WHAT THIS TASK INVOLVES: Look through the entries below, please, and copy every line with the word "Settings".

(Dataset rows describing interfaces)
○ ○ ○ ○ ○ ○ ○

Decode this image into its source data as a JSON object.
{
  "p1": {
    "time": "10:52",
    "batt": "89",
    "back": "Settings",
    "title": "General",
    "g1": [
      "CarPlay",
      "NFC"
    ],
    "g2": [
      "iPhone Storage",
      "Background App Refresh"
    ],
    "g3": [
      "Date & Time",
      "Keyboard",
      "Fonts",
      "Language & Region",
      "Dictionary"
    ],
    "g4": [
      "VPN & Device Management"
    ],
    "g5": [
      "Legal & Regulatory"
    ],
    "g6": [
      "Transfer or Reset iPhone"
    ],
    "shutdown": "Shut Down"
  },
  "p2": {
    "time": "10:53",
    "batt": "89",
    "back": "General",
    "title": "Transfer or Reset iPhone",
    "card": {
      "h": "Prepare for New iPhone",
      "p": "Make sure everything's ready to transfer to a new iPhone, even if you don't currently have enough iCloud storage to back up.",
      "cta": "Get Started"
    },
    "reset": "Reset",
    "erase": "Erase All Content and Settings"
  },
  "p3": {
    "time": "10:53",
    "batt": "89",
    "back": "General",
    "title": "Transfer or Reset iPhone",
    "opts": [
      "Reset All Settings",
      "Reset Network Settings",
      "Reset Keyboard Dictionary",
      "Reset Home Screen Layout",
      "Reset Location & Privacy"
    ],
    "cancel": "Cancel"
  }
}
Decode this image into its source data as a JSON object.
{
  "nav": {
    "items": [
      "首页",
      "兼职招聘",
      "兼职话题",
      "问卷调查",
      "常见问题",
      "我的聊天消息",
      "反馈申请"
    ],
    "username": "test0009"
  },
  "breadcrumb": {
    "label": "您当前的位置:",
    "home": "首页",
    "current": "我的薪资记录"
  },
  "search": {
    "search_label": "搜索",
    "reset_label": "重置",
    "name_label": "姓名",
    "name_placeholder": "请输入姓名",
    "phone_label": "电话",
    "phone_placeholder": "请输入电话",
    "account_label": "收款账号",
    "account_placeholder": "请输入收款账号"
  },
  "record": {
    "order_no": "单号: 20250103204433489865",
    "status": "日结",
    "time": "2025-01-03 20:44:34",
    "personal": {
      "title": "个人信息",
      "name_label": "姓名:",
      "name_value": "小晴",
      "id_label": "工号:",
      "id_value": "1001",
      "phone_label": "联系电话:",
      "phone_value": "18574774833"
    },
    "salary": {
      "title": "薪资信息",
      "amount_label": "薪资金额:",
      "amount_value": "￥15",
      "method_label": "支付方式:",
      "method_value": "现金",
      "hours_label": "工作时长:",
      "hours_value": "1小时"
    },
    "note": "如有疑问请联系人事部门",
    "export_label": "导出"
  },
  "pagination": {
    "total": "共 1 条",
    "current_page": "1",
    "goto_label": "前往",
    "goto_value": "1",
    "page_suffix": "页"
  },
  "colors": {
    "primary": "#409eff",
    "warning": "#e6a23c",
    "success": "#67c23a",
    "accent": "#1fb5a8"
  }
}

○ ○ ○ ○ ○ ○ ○

ANSWER BOX:
    "back": "Settings",
    "erase": "Erase All Content and Settings"
      "Reset All Settings",
      "Reset Network Settings",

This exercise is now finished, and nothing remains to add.